**Problem statement**
Within this material, find every line where the string "screen" appears, and copy it out.

**Listed records**

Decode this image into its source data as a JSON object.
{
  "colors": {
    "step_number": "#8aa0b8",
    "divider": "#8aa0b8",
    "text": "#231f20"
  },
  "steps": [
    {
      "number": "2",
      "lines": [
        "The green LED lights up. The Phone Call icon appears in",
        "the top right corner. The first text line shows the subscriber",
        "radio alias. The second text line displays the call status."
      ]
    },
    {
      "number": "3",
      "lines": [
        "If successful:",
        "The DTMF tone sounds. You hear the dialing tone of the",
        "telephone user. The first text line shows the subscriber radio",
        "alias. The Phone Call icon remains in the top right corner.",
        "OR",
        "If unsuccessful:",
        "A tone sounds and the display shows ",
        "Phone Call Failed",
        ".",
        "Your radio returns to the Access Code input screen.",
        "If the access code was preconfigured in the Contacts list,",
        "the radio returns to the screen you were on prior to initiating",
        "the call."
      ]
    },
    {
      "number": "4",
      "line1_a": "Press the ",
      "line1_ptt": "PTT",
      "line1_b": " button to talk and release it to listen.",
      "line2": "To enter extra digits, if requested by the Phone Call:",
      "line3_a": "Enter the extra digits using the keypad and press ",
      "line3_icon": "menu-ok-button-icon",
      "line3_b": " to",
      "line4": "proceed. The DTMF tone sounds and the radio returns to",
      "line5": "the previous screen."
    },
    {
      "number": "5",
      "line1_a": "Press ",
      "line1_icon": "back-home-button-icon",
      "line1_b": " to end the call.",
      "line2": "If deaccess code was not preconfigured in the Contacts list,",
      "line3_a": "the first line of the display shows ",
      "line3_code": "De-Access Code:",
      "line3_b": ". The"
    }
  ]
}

**Response for this exercise**
        "Your radio returns to the Access Code input screen.",
        "the radio returns to the screen you were on prior to initiating",
      "line5": "the previous screen."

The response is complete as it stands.